[Stored records]
__________________________________________________

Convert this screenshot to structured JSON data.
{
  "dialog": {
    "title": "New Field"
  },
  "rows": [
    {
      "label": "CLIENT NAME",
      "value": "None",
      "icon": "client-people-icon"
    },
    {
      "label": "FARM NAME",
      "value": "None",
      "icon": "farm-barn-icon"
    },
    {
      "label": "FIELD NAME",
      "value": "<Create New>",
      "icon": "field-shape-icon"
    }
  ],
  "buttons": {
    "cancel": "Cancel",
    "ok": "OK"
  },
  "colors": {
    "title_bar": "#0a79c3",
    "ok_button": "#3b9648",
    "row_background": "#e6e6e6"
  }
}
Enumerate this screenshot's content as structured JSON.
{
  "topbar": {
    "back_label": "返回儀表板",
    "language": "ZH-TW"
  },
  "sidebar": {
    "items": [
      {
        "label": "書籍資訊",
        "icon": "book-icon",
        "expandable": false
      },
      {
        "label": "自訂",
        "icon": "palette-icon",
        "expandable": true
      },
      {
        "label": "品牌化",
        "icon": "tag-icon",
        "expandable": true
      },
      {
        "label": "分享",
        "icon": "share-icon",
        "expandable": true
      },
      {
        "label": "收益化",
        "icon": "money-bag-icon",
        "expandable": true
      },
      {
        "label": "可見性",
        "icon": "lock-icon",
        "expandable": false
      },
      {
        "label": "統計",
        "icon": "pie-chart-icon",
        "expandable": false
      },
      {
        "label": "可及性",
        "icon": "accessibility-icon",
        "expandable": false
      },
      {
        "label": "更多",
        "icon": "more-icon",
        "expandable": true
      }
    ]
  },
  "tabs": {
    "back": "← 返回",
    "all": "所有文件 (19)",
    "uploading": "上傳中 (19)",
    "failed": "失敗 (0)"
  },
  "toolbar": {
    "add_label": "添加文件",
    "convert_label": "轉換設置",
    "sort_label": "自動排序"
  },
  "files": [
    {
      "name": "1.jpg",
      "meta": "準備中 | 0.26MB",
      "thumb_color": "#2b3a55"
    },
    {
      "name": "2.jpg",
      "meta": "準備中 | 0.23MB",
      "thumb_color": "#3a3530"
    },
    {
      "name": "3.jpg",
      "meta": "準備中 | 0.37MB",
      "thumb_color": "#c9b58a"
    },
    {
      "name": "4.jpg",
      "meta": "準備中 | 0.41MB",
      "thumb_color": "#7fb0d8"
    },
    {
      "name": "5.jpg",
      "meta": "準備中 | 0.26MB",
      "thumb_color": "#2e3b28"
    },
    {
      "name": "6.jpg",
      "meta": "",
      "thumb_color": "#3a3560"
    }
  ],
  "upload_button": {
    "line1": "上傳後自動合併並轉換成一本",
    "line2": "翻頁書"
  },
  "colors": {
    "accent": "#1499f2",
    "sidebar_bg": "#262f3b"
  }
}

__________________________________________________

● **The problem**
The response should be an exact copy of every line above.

● **Solution**
Convert this screenshot to structured JSON data.
{
  "dialog": {
    "title": "New Field"
  },
  "rows": [
    {
      "label": "CLIENT NAME",
      "value": "None",
      "icon": "client-people-icon"
    },
    {
      "label": "FARM NAME",
      "value": "None",
      "icon": "farm-barn-icon"
    },
    {
      "label": "FIELD NAME",
      "value": "<Create New>",
      "icon": "field-shape-icon"
    }
  ],
  "buttons": {
    "cancel": "Cancel",
    "ok": "OK"
  },
  "colors": {
    "title_bar": "#0a79c3",
    "ok_button": "#3b9648",
    "row_background": "#e6e6e6"
  }
}
Enumerate this screenshot's content as structured JSON.
{
  "topbar": {
    "back_label": "返回儀表板",
    "language": "ZH-TW"
  },
  "sidebar": {
    "items": [
      {
        "label": "書籍資訊",
        "icon": "book-icon",
        "expandable": false
      },
      {
        "label": "自訂",
        "icon": "palette-icon",
        "expandable": true
      },
      {
        "label": "品牌化",
        "icon": "tag-icon",
        "expandable": true
      },
      {
        "label": "分享",
        "icon": "share-icon",
        "expandable": true
      },
      {
        "label": "收益化",
        "icon": "money-bag-icon",
        "expandable": true
      },
      {
        "label": "可見性",
        "icon": "lock-icon",
        "expandable": false
      },
      {
        "label": "統計",
        "icon": "pie-chart-icon",
        "expandable": false
      },
      {
        "label": "可及性",
        "icon": "accessibility-icon",
        "expandable": false
      },
      {
        "label": "更多",
        "icon": "more-icon",
        "expandable": true
      }
    ]
  },
  "tabs": {
    "back": "← 返回",
    "all": "所有文件 (19)",
    "uploading": "上傳中 (19)",
    "failed": "失敗 (0)"
  },
  "toolbar": {
    "add_label": "添加文件",
    "convert_label": "轉換設置",
    "sort_label": "自動排序"
  },
  "files": [
    {
      "name": "1.jpg",
      "meta": "準備中 | 0.26MB",
      "thumb_color": "#2b3a55"
    },
    {
      "name": "2.jpg",
      "meta": "準備中 | 0.23MB",
      "thumb_color": "#3a3530"
    },
    {
      "name": "3.jpg",
      "meta": "準備中 | 0.37MB",
      "thumb_color": "#c9b58a"
    },
    {
      "name": "4.jpg",
      "meta": "準備中 | 0.41MB",
      "thumb_color": "#7fb0d8"
    },
    {
      "name": "5.jpg",
      "meta": "準備中 | 0.26MB",
      "thumb_color": "#2e3b28"
    },
    {
      "name": "6.jpg",
      "meta": "",
      "thumb_color": "#3a3560"
    }
  ],
  "upload_button": {
    "line1": "上傳後自動合併並轉換成一本",
    "line2": "翻頁書"
  },
  "colors": {
    "accent": "#1499f2",
    "sidebar_bg": "#262f3b"
  }
}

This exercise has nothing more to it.